Federal officials confirmed Wednesday that the new bridge over the St. Lawrence River will have the official name of the Samuel de Champlain Bridge.

It will replace the current Champlain Bridge.

The federal government first proposed the name earlier this year, following suggestions from multiple groups including the city of Longueuil.

Public consultations about the name were held in the fall.

The new bridge was initially scheduled to open on Dec. 1 of this year, but that date was later pushed back to Dec. 21.

Unfortunately the new bridge will not be opening to traffic for months to come, because cold weather this fall prevented the necessary final step of waterproofing the roadbed and paving the lanes from taking place.

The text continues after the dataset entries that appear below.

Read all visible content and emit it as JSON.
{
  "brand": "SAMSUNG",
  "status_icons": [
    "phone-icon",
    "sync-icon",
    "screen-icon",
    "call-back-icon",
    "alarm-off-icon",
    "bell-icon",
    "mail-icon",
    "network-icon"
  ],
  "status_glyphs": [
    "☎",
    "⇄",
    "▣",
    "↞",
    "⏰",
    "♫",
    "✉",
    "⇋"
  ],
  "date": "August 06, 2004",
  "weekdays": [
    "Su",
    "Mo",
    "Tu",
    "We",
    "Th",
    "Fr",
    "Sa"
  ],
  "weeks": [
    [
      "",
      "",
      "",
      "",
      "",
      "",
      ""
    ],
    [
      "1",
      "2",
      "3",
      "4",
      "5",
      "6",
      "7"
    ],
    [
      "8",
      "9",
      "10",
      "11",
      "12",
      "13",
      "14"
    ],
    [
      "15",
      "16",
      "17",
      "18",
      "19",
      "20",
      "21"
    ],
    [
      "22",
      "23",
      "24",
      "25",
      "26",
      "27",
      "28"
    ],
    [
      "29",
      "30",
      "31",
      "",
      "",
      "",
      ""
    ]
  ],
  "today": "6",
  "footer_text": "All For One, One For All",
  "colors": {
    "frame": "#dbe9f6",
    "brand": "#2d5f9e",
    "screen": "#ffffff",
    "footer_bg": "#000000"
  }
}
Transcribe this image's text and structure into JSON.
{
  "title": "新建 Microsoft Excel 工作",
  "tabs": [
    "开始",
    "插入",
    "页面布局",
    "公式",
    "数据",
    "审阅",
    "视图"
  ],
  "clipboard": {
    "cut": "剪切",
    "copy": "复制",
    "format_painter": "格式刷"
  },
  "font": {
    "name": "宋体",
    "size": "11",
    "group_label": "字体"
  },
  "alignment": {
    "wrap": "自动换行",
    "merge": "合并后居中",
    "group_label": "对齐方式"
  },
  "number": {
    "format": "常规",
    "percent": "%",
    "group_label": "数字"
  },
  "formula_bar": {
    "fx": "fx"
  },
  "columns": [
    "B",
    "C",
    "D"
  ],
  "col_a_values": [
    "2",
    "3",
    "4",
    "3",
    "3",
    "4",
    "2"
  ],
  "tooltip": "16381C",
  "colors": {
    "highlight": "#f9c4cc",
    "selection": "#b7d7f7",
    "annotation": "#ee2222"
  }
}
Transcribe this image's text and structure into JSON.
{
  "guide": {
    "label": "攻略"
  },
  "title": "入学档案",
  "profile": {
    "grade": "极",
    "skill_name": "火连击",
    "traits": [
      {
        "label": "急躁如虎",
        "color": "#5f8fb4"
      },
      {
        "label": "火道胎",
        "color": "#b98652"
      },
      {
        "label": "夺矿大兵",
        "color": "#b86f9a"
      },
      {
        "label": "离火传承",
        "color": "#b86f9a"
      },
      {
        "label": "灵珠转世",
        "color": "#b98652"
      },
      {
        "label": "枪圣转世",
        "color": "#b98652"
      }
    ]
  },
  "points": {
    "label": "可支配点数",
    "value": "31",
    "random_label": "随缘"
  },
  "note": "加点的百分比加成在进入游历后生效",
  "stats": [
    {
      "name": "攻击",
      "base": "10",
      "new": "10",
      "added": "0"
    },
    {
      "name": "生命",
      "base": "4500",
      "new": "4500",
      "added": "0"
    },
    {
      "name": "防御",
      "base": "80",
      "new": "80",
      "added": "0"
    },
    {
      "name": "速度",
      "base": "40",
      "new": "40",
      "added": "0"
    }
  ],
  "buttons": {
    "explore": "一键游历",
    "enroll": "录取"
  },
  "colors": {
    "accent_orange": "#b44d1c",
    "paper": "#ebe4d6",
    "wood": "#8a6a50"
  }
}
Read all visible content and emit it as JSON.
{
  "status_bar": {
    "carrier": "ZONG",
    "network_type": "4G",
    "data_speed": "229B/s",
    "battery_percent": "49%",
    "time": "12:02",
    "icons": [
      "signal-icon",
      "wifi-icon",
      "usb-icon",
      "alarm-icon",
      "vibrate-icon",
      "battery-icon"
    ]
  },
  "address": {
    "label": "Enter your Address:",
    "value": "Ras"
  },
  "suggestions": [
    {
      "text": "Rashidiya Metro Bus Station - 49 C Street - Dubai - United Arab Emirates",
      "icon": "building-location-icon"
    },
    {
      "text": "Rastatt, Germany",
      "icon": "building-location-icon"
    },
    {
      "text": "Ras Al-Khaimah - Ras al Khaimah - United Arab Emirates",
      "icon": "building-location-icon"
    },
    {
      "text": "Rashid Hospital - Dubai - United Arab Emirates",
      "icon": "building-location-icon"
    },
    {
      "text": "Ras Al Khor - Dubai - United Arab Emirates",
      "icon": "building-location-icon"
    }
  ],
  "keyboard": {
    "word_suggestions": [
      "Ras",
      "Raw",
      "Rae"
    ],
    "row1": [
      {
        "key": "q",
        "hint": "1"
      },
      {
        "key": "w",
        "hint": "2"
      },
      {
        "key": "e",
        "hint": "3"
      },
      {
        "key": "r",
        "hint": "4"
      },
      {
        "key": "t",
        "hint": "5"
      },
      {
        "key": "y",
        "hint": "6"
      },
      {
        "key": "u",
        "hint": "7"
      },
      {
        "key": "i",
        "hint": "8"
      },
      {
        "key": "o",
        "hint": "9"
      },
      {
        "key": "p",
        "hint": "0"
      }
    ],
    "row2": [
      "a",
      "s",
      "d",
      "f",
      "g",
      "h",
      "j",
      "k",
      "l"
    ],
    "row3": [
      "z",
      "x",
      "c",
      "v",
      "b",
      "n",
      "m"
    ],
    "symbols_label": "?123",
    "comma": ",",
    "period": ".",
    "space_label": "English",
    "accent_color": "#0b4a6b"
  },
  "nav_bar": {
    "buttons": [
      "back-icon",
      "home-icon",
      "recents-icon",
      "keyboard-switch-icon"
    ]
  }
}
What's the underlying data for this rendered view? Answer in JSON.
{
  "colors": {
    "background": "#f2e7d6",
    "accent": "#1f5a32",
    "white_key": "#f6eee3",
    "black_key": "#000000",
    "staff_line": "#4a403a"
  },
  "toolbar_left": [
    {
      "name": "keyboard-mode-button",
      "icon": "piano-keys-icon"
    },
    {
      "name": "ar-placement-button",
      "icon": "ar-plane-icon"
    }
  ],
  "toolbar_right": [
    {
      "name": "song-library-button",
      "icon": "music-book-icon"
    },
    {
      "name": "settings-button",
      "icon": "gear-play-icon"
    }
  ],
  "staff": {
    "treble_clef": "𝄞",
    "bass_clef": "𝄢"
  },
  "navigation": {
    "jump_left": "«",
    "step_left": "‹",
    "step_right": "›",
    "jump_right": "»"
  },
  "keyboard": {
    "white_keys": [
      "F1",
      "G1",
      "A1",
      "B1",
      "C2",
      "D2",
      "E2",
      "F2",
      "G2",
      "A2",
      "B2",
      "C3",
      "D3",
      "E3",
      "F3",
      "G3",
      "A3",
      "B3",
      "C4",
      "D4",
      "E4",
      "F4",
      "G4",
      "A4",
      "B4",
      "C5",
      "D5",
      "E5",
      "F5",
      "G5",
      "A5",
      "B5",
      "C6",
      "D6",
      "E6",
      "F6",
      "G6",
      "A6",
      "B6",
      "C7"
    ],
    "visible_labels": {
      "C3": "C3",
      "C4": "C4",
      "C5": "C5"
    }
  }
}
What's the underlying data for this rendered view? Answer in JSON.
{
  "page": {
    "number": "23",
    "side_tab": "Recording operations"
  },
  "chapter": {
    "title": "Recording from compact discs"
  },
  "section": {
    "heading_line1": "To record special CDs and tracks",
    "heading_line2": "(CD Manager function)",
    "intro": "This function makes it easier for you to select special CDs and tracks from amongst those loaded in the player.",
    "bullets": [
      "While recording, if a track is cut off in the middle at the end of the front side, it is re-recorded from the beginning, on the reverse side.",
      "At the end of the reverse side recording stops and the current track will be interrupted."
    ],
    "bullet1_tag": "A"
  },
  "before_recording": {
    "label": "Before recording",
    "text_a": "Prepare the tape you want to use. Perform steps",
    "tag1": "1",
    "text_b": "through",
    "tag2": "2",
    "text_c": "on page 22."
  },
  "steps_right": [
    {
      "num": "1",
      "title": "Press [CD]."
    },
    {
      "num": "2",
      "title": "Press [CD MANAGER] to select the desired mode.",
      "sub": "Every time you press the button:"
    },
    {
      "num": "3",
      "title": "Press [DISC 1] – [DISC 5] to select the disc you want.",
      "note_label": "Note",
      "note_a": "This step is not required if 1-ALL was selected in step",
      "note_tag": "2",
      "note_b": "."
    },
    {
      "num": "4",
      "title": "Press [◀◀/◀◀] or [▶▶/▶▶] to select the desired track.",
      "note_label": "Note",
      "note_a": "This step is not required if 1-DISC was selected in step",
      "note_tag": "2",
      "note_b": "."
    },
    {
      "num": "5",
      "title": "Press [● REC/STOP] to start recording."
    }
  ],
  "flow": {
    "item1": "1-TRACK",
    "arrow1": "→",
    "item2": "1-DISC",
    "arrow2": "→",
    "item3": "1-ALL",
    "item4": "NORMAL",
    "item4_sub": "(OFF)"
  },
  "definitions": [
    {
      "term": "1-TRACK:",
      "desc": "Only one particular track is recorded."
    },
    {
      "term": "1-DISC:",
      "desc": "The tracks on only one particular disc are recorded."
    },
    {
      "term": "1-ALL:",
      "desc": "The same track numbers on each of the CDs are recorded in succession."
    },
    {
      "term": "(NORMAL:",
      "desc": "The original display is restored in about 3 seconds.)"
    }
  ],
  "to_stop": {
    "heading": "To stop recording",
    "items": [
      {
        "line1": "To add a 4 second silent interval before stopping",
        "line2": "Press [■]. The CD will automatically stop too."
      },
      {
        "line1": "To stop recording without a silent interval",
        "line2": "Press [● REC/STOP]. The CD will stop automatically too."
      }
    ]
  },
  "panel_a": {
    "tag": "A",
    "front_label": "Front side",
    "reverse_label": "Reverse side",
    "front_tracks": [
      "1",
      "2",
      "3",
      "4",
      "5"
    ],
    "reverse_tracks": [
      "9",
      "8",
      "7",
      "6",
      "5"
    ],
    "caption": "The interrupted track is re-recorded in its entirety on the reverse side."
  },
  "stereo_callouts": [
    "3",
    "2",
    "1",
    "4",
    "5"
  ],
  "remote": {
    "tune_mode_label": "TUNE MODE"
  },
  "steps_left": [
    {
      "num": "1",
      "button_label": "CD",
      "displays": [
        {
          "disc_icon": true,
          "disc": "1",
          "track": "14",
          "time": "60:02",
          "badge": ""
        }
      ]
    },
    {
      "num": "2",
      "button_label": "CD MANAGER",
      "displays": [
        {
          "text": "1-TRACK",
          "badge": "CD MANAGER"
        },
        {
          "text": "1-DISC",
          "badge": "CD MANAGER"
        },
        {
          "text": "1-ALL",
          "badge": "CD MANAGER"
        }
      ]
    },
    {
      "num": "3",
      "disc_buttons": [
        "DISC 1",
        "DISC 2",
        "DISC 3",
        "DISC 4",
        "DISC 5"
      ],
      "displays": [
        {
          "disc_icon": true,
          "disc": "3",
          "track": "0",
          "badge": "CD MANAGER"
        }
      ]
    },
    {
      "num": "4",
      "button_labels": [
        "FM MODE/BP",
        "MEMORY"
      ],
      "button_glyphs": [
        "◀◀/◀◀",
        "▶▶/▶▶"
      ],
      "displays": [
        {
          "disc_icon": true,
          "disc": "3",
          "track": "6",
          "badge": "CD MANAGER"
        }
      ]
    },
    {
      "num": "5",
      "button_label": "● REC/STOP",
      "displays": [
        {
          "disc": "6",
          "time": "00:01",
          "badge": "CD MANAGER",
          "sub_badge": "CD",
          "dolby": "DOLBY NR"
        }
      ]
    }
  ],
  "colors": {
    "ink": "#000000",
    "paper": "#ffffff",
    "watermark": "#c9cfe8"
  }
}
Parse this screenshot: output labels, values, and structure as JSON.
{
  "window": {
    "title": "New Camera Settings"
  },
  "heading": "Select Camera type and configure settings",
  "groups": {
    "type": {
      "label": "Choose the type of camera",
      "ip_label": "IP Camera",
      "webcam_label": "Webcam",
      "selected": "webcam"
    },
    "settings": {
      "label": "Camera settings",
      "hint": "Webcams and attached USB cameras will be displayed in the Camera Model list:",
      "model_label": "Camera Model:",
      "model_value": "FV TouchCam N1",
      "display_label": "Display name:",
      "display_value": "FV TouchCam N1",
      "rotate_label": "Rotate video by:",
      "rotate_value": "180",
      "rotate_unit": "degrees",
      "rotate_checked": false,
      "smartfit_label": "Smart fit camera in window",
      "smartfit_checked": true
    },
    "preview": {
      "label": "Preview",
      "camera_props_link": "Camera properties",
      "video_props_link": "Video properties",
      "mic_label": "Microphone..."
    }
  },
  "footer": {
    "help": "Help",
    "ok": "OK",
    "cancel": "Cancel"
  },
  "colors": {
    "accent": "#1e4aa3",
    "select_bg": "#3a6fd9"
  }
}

Right now there is a 60-centimetre gap between the two halves of the bridge and over the next few weeks, those halves will be aligned and the final suspension cables attached.

The Samuel de Champlain Bridge is now expected to open by June 30, 2019. Before then crews will require many days of warm, dry weather to take the necessary steps to complete the bridge, which includes waterproofing and asphalting.

“It's just common sense that if you want to have a bridge for the next 125 years we're not going to compromise the last few months,” said Federal Infrastructure Minister Francois-Philippe Champagne.

Given the delays the federal government is negotiating with Signature on the St. Lawrence, the consortium building the bridge, about how much the company will pay in penalties.

The original contract stated that SSL would be fined $100,000 per day for the first week, increasing to $400,000 per day after that, with a cap of $150 million in total fines.

Champagne said negotiations as to when the fines will start are still underway.

"We are here to be fair and equitable; we are the Canadian government. On the other hand there are terms and conditions and we are going to be applying those terms and conditions. What I'm saying is that as people would understand watching us, that when you come to the end there are claims and counterclaims. We're sorting out these issues, we have mechanisms to resolve them," said Champagne.

The SSL says it had to cope with many delays that were not covered in the initial contract, the most significant of which was the inability to use the existing Champlain Bridge to transport heavy material. Instead heavy items had to be shipped by barge from the South Shore, because the other option, driving cargo via the Lafontaine Tunnel and along the Ville Marie Expressway, was not feasible.

This year the SSL also faced delays after a crane was struck by lightning, and crane operators went on strike.

The total cost of the bridge was initially $3.9 billion but has since increased to $4.2 billion.

Millions have also been spent to maintain the old Champlain Bridge, which will eventually be dismantled.